Carine left an hour early. Bob, Jim, Jamie and I returned to the Wood Lake Café for breakfast. We met a dozen ranchers there who were having breakfast at a large table. They warned us about the rough trail ahead and some one-lane traffic on Highway 20. Before leaving, we took as much water as we could because there would be no water or amenities until Valentine.
Bob stayed on the highway. Jim rode hard to catch up with Carine on the trail. Although we missed it, Jim and Carine told us later that some sections before Valentine were in bad shape from cattle being driven on it. These sections were loose and sandy, while other parts were marked by terrible washboards. “It became so rough that I could hardly control my bicycle,” said Jim. “It was like riding on the rumble bars on the side of a highway.”

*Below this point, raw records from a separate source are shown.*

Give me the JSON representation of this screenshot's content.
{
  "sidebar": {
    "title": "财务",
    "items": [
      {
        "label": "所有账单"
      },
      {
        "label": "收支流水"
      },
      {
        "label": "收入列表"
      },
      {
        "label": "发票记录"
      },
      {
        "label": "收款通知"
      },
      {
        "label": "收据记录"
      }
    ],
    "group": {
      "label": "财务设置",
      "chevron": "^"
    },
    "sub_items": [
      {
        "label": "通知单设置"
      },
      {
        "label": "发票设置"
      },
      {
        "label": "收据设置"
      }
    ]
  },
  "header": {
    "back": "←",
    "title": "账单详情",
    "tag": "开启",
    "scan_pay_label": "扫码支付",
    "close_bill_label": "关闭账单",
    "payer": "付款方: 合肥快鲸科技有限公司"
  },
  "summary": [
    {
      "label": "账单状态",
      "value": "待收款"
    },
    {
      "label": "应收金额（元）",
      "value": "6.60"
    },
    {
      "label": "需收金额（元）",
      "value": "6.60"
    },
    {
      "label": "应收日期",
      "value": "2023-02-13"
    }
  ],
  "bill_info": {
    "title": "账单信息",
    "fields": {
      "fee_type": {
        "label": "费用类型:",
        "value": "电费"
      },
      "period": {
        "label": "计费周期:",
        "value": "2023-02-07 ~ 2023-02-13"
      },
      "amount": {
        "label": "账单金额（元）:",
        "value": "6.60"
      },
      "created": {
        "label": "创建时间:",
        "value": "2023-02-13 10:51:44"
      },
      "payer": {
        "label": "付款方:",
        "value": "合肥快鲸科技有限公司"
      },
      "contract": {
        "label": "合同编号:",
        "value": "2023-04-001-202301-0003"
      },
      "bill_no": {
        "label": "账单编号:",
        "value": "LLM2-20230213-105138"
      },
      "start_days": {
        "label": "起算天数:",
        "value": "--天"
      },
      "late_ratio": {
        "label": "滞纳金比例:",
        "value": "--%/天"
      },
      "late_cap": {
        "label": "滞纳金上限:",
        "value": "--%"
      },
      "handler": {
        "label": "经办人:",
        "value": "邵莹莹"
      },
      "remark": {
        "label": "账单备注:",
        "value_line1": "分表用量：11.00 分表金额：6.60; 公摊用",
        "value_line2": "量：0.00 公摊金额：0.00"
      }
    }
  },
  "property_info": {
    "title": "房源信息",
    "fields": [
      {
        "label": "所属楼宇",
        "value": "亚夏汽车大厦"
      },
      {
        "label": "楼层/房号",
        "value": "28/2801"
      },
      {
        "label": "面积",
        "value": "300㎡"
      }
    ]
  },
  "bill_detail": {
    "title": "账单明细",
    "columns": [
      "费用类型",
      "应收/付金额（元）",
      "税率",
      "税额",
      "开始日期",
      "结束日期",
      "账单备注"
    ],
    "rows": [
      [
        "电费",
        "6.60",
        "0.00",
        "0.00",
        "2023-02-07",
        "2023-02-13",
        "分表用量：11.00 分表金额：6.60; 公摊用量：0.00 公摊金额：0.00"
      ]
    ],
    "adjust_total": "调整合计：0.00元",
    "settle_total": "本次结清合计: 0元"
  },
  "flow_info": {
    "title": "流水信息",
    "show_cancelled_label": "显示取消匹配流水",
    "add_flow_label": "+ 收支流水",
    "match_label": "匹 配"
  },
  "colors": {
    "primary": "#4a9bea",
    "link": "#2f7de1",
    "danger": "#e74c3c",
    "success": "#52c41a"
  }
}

Jamie and I enjoyed a leisurely ride as we hopped back and forth between the trail and blacktop. We stopped briefly to say hello to some curious horses and a mule. Then we found a box turtle crossing the trail that wanted nothing more than to be left alone. I strangely remember having to pee a lot that day. When out in the open like that, you try to find a ditch and hope that no one sees your bum. In one section, there was no ditch, so we had to tinkle behind a historical marker.
There was no wind and the Sandhills was exceptionally stunning that morning. The damp smell of spring was in the air, birds chirped all around us, and the green land gently rolled ahead as far as we could see. I love the Sandhills for its quietness, a silence that is so different from anywhere else.
Some miles past Wood Lake, Jamie and I encountered large writing etched into the trail’s surface that said, “Hi Jamie + Jenny + Friends!” Although mysterious, it was a welcomed message that lifted our spirits and told us that we were getting close. It wasn’t until later that we found out it was Kelly Corman and his wife Jen from the Bassett office who wrote the words.
When we finally reached the bridge over Valentine, Jim, Carine, Bob and our rides home were there waiting for us. After photos, hugs, high-fives and soaking in the views over the vast Niobrara River Valley, it became apparent that our unbelievable 195- mile journey together was coming to an end.
I looked forward to sleeping in my own bed. I looked forward to not having to ride another 30 miles on an uncomfortable bicycle seat. I looked forward to being able to shower every day again. But I did not look forward to parting with my new friends, who were the best Cowboy Trail companions a person could ever hope for.
Riding in the car back to Norfolk and watching the miles and miles of trail from a moving vehicle – so effortlessly – and replaying what happened there was like an out-of body experience, which was most bittersweet.
Almost a year later, I still don’t miss the bike, but the memories of laughter, learning and camaraderie still tug at my heart strings. I miss the exceptional kindness that we met, from all the people who fed us and filled our water bottles, who shared their history with us, and welcomed us into their lives, if only for a brief moment by the trail – a true testament of Nebraska “Nice.” I deeply cherish this journey, for it provided a rare opportunity for strangers to know one another in a most meaningful and dearest way. ■